FOOD & DRINK
01/25/2016 11:22 am ET

I Just Don't Like Vegetables. Can Somebody Help Me?

A confession and a resolution, all in one.
Tom Hopkins via Getty Images

I'd call myself a foodie. I take full advantage of the many splendid restaurants that surround me here in New York City; I enjoy seeking out new ingredients and sharing favorite recipes with family and friends. But there's one big obstacle that's always complicated my relationship with food: I really just don't like vegetables.

This bothers me because 1) I know my diet can and should be healthier (I am certainly not eating the 2.5 cups of vegetables per day recommended by MyPlate) and 2) it's simply embarrassing to me that, at age 26, I regularly push things around my plate like a restless kid waiting for dessert.

I don't blame my parents for this -- far from it. My mom, who worked in a New York City restaurant kitchen before I was born and is a skilled, enthusiastic cook, made balanced and imaginative meals for us nightly throughout my childhood. (I know -- lucky us!) She and my dad are both adventurous eaters, and my sister isn't afraid of vegetables. But alas, here I stand. I hated broccoli as a 10-year-old, and I still hate it today.

Do some people genuinely LIKE these foods? I wonder. Or are they just more disciplined when it comes to making choices? Could someone really crave kale the way I crave a chocolate-chip cookie?

In the spirit of honesty, I'll pause and admit that I do not truly hate all vegetablesThere are some I tolerate, or even like, and I try to incorporate them into my cooking as much as I can. It's partly down to texture -- the sliminess of cooked spinach and scratchiness of broccoli florets make me gag, while sweet potatoes, beans and carrots have firmer, more familiar consistencies. The "subgroup" of vegetables I most despise is "dark green." But even a vegetable I "like" would rarely be my first choice for a meal, snack or side dish.

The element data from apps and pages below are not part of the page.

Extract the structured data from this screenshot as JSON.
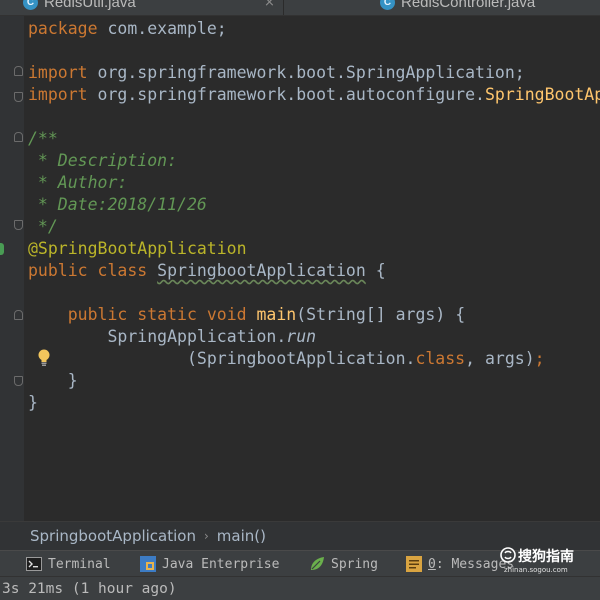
{
  "tabs": [
    {
      "label": "RedisUtil.java",
      "icon": "java-class-icon",
      "close": "×"
    },
    {
      "label": "RedisController.java",
      "icon": "java-class-icon"
    }
  ],
  "code": {
    "l1": {
      "kw": "package",
      "rest": " com.example;"
    },
    "l3": {
      "kw": "import",
      "rest": " org.springframework.boot.SpringApplication;"
    },
    "l4": {
      "kw": "import",
      "rest": " org.springframework.boot.autoconfigure.",
      "cls": "SpringBootAp"
    },
    "l6": "/**",
    "l7": " * Description:",
    "l8": " * Author:",
    "l9": " * Date:2018/11/26",
    "l10": " */",
    "l11": "@SpringBootApplication",
    "l12": {
      "kw": "public class ",
      "name": "SpringbootApplication",
      "rest": " {"
    },
    "l14": {
      "indent": "    ",
      "kw": "public static void ",
      "fn": "main",
      "rest": "(String[] args) {"
    },
    "l15": {
      "indent": "        ",
      "a": "SpringApplication.",
      "b": "run"
    },
    "l16": {
      "indent": "                ",
      "a": "(SpringbootApplication.",
      "b": "class",
      "c": ", args)",
      "d": ";"
    },
    "l17": "    }",
    "l18": "}"
  },
  "breadcrumb": {
    "class": "SpringbootApplication",
    "sep": "›",
    "method": "main()"
  },
  "toolwindows": {
    "terminal": "Terminal",
    "java_enterprise": "Java Enterprise",
    "spring": "Spring",
    "messages_num": "0",
    "messages_rest": ": Messages"
  },
  "watermark": {
    "title": "搜狗指南",
    "url": "zhinan.sogou.com"
  },
  "status": {
    "text": "3s 21ms (1 hour ago)"
  },
  "colors": {
    "keyword": "#cc7832",
    "method": "#ffc66d",
    "annotation": "#bbb529",
    "comment": "#629755",
    "text": "#a9b7c6"
  }
}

Here's a general rundown. And yes, some of these are technically fruits -- I'm going with a casual definition here: 

Vegetables I Find Deeply Disgusting

Broccoli

Kale

Asparagus

Spinach

Escarole

Swiss chard

Cauliflower

 

Vegetables I Hate

Cabbage

Squash

Corn, in any form other than by itself (corn should never, ever go on pizza)

 

Vegetables I Tolerate

Peas

Brussels sprouts

String beans

Celery (NOT in mayonnaise-based salads)

Beets

Watercress

Misc. salad

 

Vegetables I Like

Avocados

Eggplant

Mushrooms

Potatoes

Sweet potatoes

Artichokes

Peppers

Beans

Corn on the cob

Pumpkin

Arugula

Carrots

Onions (OK, who doesn't like onions?)

 

Are there worse problems in the world than my not liking vegetables? Yes. Obviously. Too many to count. But I know for a fact that many of my peers share these sentiments, and as I was food shopping one night last week, I decided it was about time to start being more intentional in my cooking and eating choices. It's still January, so I'll call it a resolution. Starting right now, I'm looking for simple, tasty, inexpensive recipes to help me appreciate these ingredients for what they are (I'm not interested in "hiding" them in dishes I already like) -- and maybe change my habits. Or not. I'll share the results of my cooking experiments on HuffPost Taste, and I'll be honest if I still hate some of these ingredients after giving them a real try.

I'll be asking for lots of help -- from family, friends, chefs I admire, and you in the comments. If following along with my experiments is helpful to you, I hope you will! To start, if you have a recipe you think I should try, please share it below. I'll be tackling broccoli first, in my next installment.

 

PHOTO GALLERY
Winter Salads
CONVERSATIONS